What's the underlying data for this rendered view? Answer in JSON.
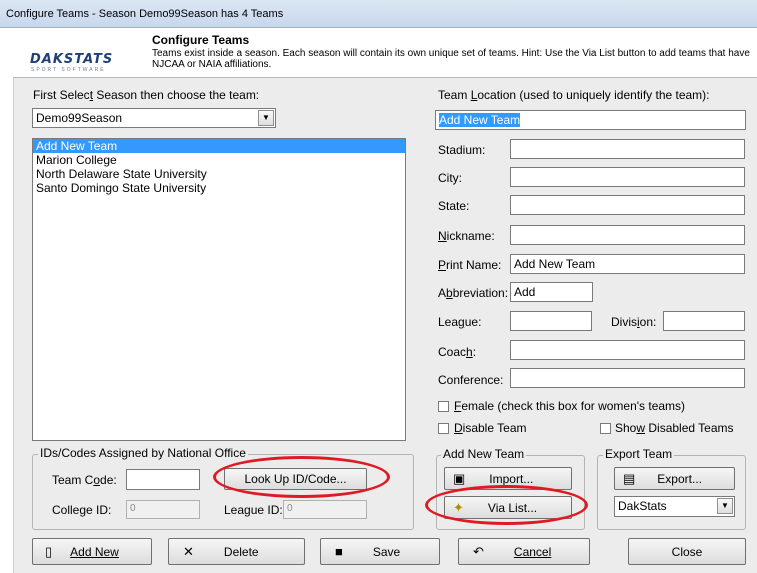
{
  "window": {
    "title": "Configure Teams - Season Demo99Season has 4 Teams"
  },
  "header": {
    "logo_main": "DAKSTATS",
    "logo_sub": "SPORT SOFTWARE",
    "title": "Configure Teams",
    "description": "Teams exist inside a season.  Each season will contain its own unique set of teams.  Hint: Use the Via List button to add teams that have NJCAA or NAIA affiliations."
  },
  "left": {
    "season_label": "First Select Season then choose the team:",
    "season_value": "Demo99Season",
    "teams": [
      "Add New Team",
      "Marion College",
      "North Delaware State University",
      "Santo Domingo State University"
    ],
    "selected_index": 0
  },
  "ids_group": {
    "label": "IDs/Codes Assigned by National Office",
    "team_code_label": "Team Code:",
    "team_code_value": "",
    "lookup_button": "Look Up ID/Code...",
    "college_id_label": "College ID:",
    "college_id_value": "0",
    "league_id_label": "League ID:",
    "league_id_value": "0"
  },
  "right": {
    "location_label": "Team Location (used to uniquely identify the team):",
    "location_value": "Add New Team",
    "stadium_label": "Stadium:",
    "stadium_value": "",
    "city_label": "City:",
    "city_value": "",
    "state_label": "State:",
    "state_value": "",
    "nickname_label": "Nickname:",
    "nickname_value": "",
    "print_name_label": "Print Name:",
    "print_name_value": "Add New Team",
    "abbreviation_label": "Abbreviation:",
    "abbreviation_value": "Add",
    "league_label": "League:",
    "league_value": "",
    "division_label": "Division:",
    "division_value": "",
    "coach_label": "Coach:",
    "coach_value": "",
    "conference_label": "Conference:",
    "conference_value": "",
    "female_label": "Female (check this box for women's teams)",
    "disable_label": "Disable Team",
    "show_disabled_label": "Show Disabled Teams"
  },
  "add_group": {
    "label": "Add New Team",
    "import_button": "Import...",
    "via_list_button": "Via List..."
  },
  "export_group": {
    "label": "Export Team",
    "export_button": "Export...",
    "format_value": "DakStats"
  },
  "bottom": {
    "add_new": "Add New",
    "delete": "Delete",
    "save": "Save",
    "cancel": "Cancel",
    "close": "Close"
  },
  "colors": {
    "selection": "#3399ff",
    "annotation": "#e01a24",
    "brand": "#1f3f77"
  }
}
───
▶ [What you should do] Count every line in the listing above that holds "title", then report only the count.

▶ [Task output] 2